> [TASK TO COMPLETE] Look for the word "column" in the material below. Copy each line that has it.

....................

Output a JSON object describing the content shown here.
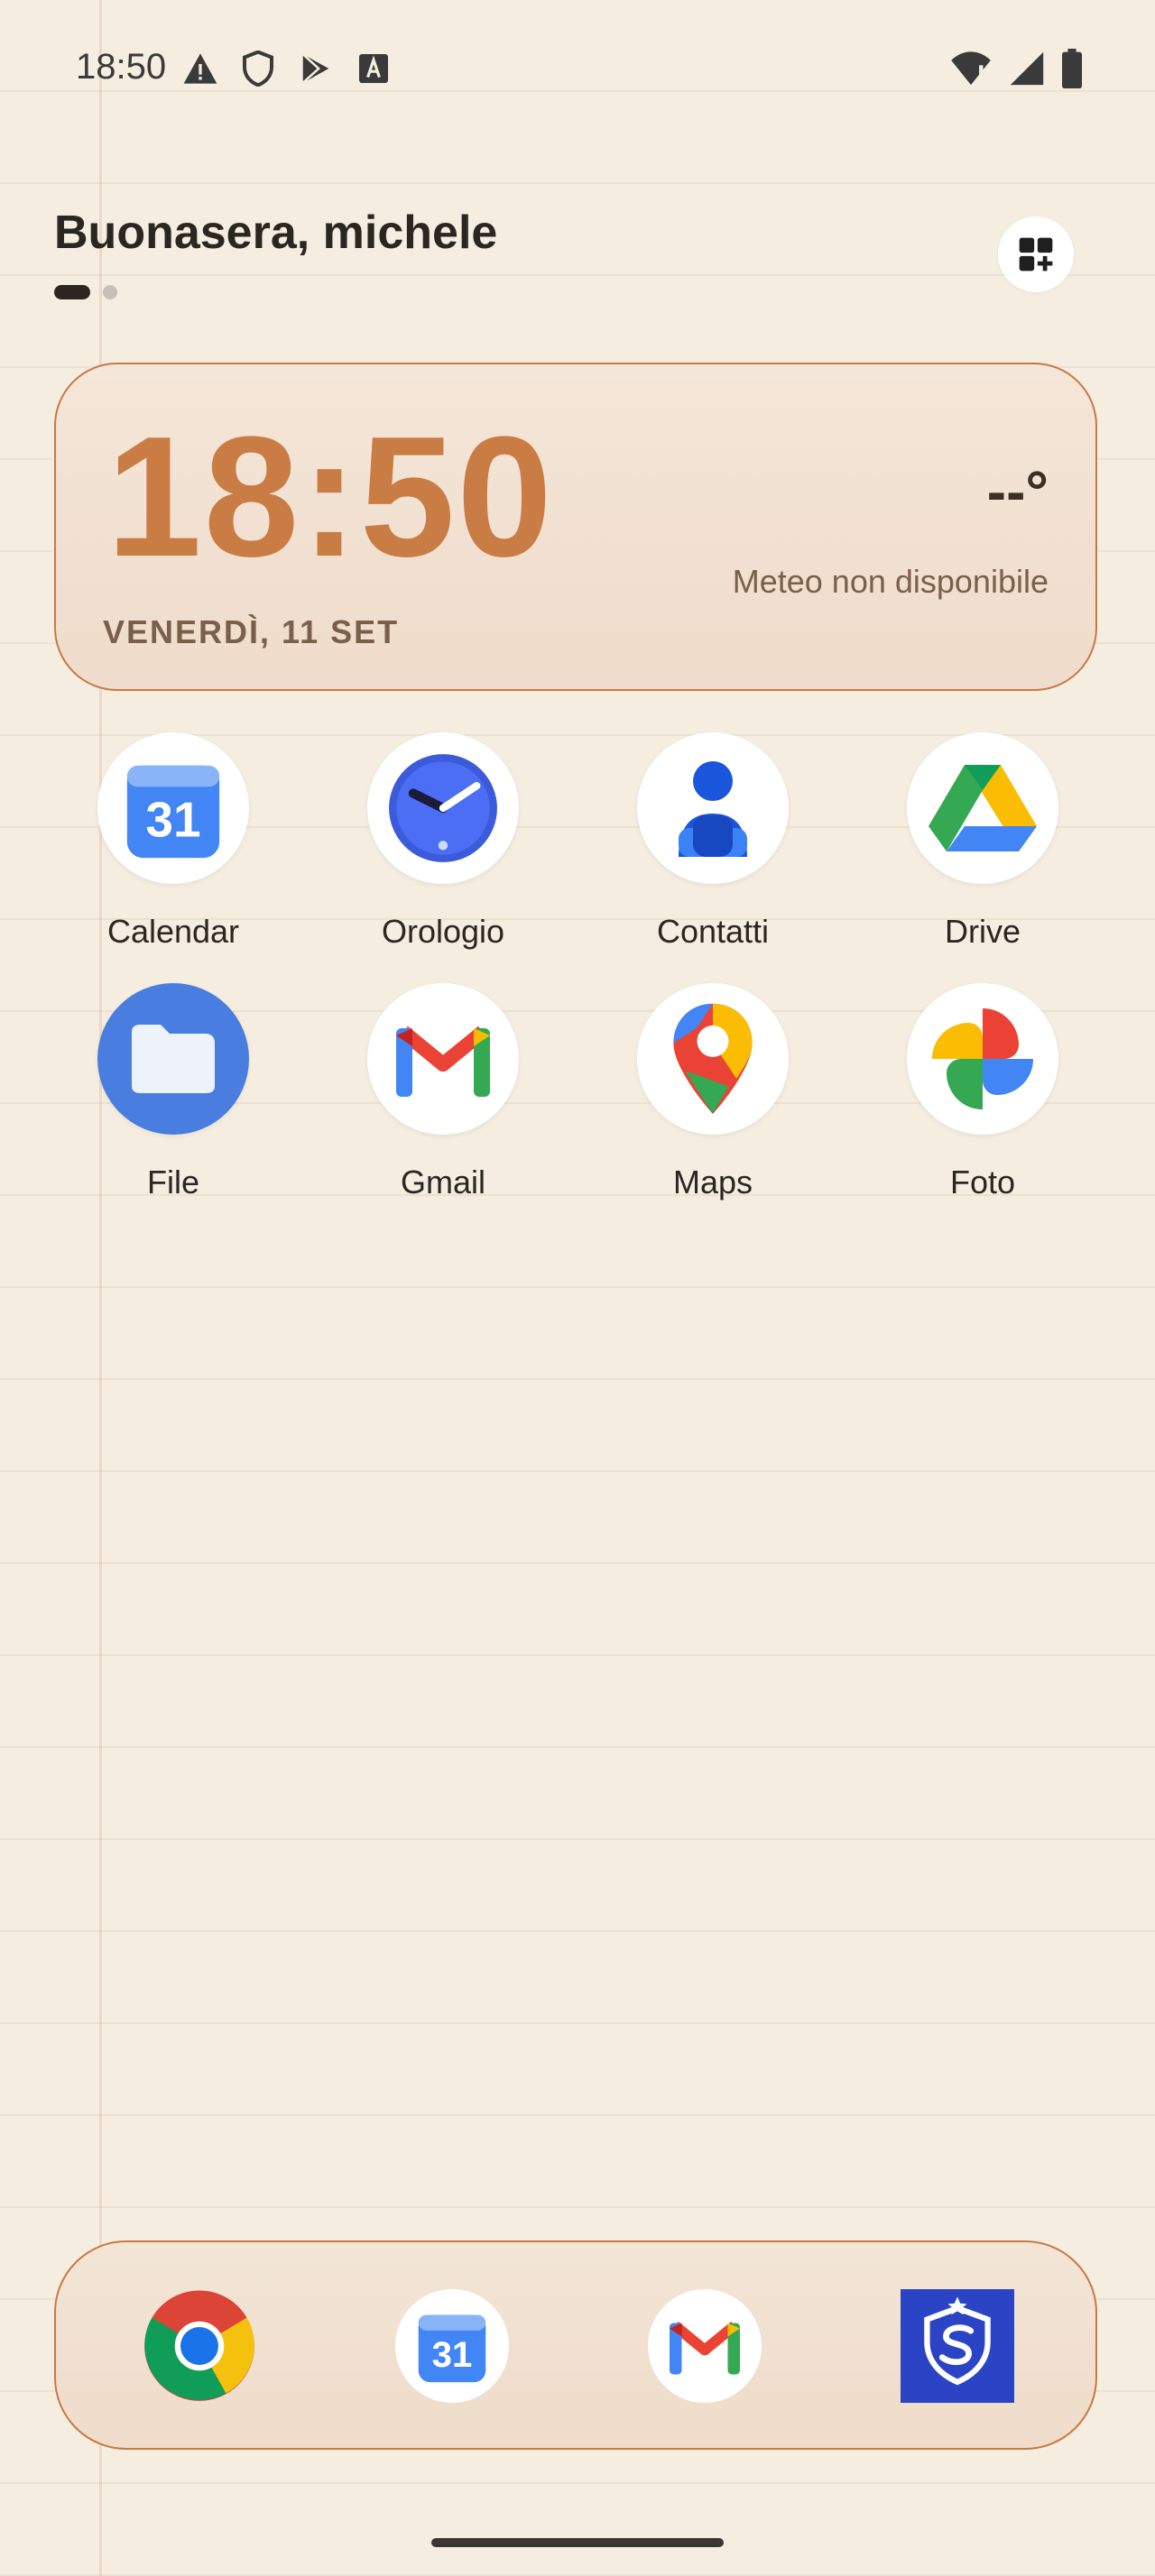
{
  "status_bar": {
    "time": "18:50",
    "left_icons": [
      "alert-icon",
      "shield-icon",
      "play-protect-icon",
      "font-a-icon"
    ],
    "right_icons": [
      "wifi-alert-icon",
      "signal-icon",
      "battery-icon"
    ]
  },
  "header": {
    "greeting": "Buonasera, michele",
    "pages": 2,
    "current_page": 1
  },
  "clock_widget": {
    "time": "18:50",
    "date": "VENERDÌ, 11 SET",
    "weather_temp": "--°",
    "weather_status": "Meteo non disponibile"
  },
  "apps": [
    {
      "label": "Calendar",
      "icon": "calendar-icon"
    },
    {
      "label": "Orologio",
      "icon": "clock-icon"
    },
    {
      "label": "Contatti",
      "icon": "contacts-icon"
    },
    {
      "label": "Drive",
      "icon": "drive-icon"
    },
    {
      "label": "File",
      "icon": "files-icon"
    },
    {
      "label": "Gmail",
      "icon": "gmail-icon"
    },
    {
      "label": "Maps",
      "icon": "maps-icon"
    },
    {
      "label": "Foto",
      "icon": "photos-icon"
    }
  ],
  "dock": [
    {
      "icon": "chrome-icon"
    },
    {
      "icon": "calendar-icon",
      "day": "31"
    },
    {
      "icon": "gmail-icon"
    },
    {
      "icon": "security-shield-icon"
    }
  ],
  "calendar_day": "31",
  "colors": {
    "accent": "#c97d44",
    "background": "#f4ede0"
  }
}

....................

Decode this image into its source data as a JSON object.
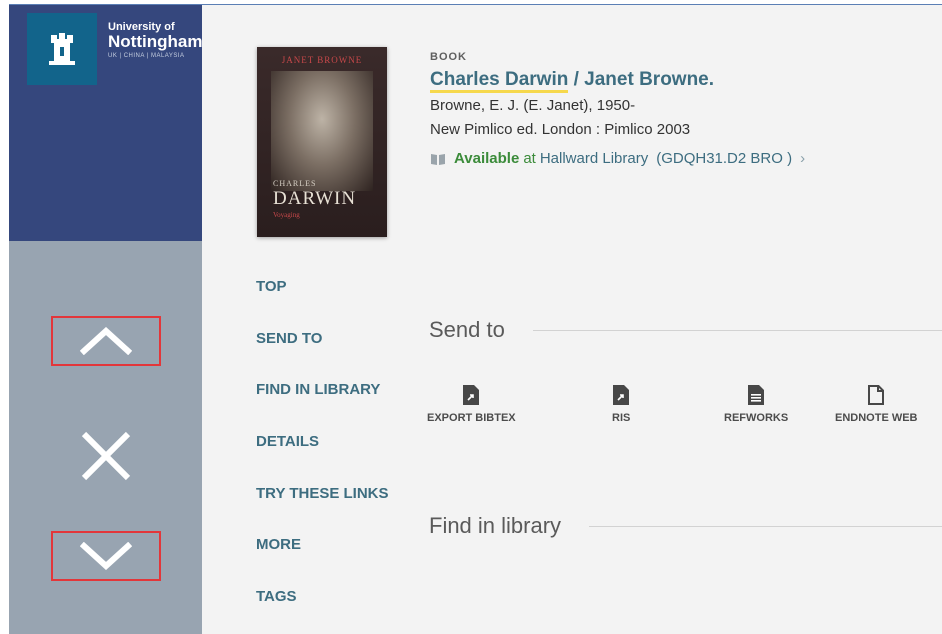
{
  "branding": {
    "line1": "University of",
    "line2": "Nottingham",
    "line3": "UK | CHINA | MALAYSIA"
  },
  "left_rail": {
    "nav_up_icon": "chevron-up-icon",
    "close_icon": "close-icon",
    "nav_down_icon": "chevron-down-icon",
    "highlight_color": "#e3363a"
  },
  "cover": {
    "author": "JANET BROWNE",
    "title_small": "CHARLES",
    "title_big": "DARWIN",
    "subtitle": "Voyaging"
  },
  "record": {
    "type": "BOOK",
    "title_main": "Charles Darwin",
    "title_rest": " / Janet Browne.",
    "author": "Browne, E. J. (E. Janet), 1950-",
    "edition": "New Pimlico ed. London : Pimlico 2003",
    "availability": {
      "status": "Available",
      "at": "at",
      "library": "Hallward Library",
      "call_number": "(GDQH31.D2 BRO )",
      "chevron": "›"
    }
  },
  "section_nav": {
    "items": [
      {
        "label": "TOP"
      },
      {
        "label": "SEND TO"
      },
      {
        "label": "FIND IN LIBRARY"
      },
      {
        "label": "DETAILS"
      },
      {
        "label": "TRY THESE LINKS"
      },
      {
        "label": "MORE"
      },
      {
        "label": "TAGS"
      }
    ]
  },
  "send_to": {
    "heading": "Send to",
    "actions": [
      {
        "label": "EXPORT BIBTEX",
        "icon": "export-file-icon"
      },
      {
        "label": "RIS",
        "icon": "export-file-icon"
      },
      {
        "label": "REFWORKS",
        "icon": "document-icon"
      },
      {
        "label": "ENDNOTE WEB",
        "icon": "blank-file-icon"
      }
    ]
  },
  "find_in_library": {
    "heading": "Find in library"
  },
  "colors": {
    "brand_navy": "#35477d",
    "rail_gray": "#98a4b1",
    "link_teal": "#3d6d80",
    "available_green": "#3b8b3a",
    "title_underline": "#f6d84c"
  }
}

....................

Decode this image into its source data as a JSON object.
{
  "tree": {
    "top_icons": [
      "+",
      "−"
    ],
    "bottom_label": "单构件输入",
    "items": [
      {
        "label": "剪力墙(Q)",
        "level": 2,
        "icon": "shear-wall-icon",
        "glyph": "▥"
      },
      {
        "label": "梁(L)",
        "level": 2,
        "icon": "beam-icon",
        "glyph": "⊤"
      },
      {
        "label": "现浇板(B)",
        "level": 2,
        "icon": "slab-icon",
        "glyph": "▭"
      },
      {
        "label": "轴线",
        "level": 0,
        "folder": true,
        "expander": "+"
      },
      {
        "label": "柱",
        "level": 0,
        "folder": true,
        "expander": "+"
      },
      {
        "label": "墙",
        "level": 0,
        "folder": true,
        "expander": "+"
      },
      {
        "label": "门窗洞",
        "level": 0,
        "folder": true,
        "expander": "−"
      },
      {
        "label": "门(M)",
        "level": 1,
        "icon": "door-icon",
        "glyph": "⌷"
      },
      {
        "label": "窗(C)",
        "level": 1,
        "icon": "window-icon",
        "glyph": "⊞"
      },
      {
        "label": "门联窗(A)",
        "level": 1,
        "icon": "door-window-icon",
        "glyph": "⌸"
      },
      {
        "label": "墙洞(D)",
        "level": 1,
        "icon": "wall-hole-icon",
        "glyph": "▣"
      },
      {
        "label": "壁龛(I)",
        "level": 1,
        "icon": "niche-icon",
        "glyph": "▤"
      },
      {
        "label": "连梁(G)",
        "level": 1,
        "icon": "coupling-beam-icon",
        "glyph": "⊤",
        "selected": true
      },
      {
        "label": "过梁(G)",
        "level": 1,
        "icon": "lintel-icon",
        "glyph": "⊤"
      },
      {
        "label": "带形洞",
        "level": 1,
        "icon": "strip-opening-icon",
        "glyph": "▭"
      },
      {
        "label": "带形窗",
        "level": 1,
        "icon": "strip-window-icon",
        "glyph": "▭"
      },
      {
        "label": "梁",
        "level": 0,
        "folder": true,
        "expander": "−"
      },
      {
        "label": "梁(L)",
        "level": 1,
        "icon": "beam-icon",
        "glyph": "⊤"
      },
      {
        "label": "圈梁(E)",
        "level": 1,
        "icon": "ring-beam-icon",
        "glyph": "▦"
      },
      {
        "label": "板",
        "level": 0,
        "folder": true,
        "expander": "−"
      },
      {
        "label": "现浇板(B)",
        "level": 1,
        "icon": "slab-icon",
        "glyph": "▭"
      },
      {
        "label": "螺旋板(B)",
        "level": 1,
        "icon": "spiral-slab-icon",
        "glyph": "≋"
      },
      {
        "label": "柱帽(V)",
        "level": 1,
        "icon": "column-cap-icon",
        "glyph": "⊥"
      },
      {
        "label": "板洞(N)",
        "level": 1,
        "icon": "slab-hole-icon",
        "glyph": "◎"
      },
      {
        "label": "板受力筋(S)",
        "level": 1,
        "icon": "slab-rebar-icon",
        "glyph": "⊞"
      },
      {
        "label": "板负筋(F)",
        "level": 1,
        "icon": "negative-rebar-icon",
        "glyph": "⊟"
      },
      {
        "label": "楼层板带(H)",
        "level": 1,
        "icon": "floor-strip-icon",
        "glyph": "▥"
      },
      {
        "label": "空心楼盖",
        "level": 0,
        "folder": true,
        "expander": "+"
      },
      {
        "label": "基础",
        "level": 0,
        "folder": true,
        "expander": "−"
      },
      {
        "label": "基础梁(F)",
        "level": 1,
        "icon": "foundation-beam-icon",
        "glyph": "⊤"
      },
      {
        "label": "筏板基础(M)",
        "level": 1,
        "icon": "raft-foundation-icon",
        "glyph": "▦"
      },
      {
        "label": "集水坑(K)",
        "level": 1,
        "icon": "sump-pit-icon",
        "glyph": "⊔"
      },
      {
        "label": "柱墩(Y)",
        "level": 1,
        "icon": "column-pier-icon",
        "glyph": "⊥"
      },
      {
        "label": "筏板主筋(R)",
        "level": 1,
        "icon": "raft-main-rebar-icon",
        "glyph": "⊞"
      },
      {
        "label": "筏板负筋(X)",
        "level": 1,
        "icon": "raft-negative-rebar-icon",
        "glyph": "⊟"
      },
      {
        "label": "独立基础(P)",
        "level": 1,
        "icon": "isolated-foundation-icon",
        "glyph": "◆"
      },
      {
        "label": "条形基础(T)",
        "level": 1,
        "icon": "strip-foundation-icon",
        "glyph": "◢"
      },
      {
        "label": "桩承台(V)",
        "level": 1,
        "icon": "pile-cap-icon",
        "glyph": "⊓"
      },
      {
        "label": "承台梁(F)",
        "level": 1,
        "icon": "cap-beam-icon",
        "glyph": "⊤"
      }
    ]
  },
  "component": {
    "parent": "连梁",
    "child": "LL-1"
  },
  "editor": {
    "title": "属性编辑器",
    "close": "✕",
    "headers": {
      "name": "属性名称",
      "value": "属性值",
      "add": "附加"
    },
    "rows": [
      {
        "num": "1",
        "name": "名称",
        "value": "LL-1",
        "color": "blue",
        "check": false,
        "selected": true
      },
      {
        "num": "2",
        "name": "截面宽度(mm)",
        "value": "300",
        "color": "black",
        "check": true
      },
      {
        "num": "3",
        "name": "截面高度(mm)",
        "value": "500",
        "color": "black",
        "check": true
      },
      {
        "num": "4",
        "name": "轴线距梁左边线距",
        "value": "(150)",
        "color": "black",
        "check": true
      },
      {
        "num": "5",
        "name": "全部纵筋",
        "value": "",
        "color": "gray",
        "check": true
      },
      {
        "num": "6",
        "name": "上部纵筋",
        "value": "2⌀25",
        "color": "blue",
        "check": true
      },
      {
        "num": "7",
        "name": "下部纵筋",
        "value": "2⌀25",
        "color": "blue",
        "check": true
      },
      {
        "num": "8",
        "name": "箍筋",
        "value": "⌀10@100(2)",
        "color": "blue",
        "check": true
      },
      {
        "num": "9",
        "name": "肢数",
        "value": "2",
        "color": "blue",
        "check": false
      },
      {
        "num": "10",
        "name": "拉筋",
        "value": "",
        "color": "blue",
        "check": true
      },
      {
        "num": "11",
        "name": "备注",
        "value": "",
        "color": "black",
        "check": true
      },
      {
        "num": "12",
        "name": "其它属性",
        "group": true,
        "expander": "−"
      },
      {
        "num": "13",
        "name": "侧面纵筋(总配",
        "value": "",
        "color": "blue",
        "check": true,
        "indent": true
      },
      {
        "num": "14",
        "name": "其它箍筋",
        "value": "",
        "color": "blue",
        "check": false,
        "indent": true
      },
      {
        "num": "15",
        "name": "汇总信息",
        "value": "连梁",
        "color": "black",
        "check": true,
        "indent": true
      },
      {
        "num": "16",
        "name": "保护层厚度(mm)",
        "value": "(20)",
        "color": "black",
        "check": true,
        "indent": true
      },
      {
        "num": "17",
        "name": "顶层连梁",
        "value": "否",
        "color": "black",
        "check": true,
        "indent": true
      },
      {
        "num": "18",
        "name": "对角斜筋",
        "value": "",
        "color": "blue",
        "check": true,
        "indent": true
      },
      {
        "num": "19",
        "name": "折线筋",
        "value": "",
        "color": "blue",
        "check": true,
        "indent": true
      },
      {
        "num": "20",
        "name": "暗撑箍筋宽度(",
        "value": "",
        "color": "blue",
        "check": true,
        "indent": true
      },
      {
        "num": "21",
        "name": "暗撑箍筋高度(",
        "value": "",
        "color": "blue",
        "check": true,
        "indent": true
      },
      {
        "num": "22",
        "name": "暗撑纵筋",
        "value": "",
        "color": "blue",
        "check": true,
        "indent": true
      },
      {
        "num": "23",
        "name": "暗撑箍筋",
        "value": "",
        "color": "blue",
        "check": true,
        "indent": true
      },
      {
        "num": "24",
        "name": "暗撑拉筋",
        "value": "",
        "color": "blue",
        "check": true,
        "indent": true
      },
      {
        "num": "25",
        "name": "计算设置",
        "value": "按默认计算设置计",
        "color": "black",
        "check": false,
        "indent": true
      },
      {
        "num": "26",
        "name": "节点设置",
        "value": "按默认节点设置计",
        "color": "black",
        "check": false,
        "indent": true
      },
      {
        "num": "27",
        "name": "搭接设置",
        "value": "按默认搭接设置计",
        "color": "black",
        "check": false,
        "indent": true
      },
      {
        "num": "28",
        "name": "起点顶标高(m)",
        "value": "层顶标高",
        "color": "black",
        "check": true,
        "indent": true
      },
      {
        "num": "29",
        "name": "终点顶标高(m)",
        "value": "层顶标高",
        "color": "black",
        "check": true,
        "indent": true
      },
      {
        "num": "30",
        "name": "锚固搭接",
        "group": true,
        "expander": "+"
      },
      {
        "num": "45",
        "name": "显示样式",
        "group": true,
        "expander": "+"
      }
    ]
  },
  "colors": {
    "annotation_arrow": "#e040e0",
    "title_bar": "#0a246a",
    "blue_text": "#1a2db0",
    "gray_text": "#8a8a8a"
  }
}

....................

> [TASK RESULT]
        "icon": "column-cap-icon",
        "icon": "column-pier-icon",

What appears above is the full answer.